It’s common to hear that oversubscription is the cause of slow broadband – but what does that mean? Oversubscription comes into play in any network when the aggregate subscribed customer demand is greater than the available bandwidth.
The easiest way to understand the concept is with an example. Consider a passive optical fiber network where up to 32 homes share the same neighborhood fiber. In the most common GPON technology, the customers on one of these neighborhood nodes (called a PON) share a total of 2.4 gigabits of download data.
If an ISP sells a 100 Mbps download connection to 20 customers on a PON, then in aggregate, those customers could use as much as 2 gigabits of data, meaning there is still unsold capacity – meaning that each customer is guaranteed the full 100 Mbps connection inside the PON. However, if an ISP sells a gigabit connection to 20 customers, then there are 20 gigabits of potential customer usage that have been pledged over the same 2.4-gigabit physical path. The ISP has sold more than 8 times more capacity to customers than is physically available, and this particular PON has an oversubscription ratio of 8.
When people first hear about oversubscription, they are often aghast – they think an ISP has done something shady and is selling people more bandwidth than can be delivered. But in reality, an oversubscription ratio recognizes how people use bandwidth. It’s highly likely in the example of selling gigabit connections that customers will always have access to their bandwidth.
ISPs understand how customers use bandwidth and they can take advantage of the real behavior of customers in deciding oversubscription ratios. In this example, it’s highly unlikely that any residential customer ever uses a full gigabit of bandwidth – because there is almost no place on the web that where a residential customer can connect at that speed.
But more importantly, a home subscribing to a gigabit connection mostly doesn’t use most of the bandwidth they’ve purchased. A home isn’t using much bandwidth when people are asleep or away from home. The residents of a gigabit home might spend the evening watching a few simultaneous videos and barely use any bandwidth. The ISP is banking on the normal behavior of its customers in determining a safe oversubscription ratio. ISPs have come to learn that households buying gigabit connections often don’t use any more bandwidth than homes buying 100 Mbps connections – they just complete web transactions faster.
Even should bandwidth in this example PON ever get too busy, the issue is likely temporary. For example, if a few doctors lived in this neighborhood and were downloading big MRI files at the same time, the neighborhood might temporarily cross the 2.4-gigabit available bandwidth limit. Since transactions happen quickly for a gigabit customer, such an event would not likely last very long, and even when it was occurring most residents in the PON wouldn’t see a perceptible difference.
It is possible to badly oversubscribe a neighborhood. Anybody who uses a cable company for broadband can remember back a decade when broadband slowed to a crawl when homes started watching Netflix in the evening. The cable company networks were not designed for steady video streaming and were oversubscribing bandwidth by factors of 200 to one or higher. It became routine for the bandwidth demand for a neighborhood to significantly surpass network capacity, and the whole neighborhood experienced a slowdown. Since then, the cable companies have largely eliminated the problem by decreasing the number of households in a node.
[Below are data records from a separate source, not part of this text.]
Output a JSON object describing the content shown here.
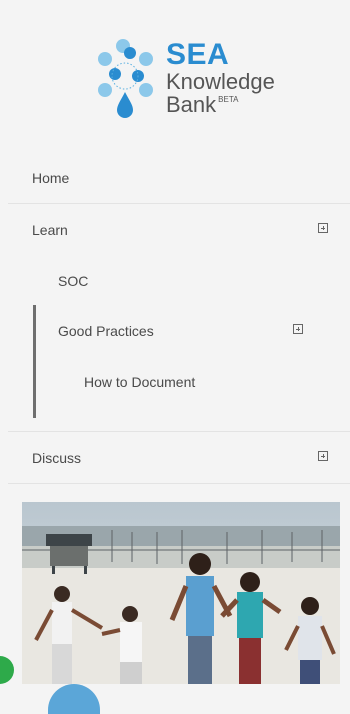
{
  "logo": {
    "line1": "SEA",
    "line2": "Knowledge",
    "line3": "Bank",
    "beta": "BETA"
  },
  "nav": {
    "home": "Home",
    "learn": "Learn",
    "soc": "SOC",
    "good_practices": "Good Practices",
    "how_to_document": "How to Document",
    "discuss": "Discuss"
  },
  "colors": {
    "brand_blue": "#2a8cd0",
    "accent_bar": "#6e6e6e",
    "background": "#f4f4f4"
  }
}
As an aside, ISPs know they have to treat business neighborhoods differently. Businesses might engage in steady large bandwidth uses like connecting to multiple branches, using software platforms in the cloud, using cloud-based VoIP, etc. An oversubscription ratio that works in a residential neighborhood is likely to be far too high in some business neighborhoods.
To make the issue even more confusing, the sharing of bandwidth at the neighborhood level is only one place in a network where oversubscription comes into play. Any other place inside the ISP network where customer data is aggregated and combined will face the same oversubscription issue. The industry uses the term chokepoint to describe a place in a network where bandwidth can become a constraint. There is a minimum of three chokepoints in every ISP network, and there can be many more. Bandwidth can be choked in the neighborhood as described above, can be choked in the primary network routers that direct traffic, or can be choked on the path between the ISP and the Internet. If any chokepoint in an ISP network gets over-busy, then the ISP has oversubscribed the portion of the network feeding into the chokepoint.